[social_buttons]A friend recently hipped me to thermos cooking, which takes advantage of the thermos’ insulation to trap and use food’s residual heat for cooking. I was intrigued and immediately starting looking for more information on the subject. Here’s what I learned.
Thermos or vacuum flask cooking is an easy way to save energy. It’s as simple as using a crock pot but requires a fraction of the energy.
You can cook either in a regular old thermos or invest in a vacuum flask. The vacuum flask retains heat a bit better, but they’re on the pricier side. It’s a two part situation, where the food vessel goes inside a vacuum seal that helps retain the heat.
The basic method for cooking dry pasta and grains is to bring the grains and water to a boil on the stove, then pour the boiling food into your preheated thermos.
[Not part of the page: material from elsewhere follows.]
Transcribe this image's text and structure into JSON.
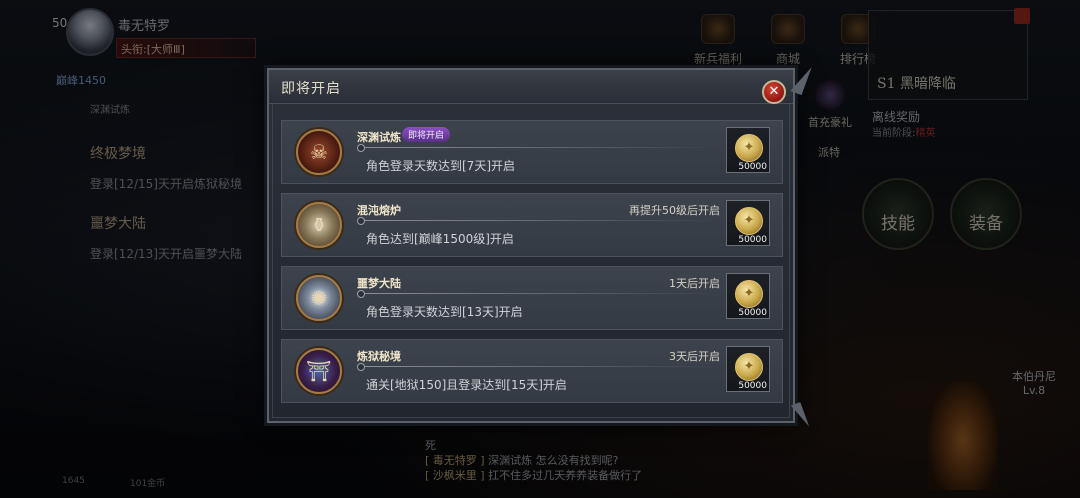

To preheat the thermos, you just pour boiling water into it, so the insides are warm and won’t cool the food. Then you seal it, give it a shake, and let it steep until you’re ready to eat! Since you’re cooking at lower temperatures, it takes longer than making food on the stove, but the energy savings make the planning seem totally worth it. Cooking times seem to range from a just under an hour to overnight, depending on what you’re cooking.
ThermosCooking.com has some really helpful information, including recipes and cooking times for common grains.
I found an incredibly helpful article from Kurt Saxon that includes recipes, tips for planning your day’s thermos-cooked meals, and saving money on food in general.
Several folks recommended Aladdin Stanley as a good brand for thermos cooking.
If you’re looking to make big batches with this method, you might look into this thermal cooker over at Amazon.
Have any of you tried your hands at thermos cooking? I’d love to hear your stories!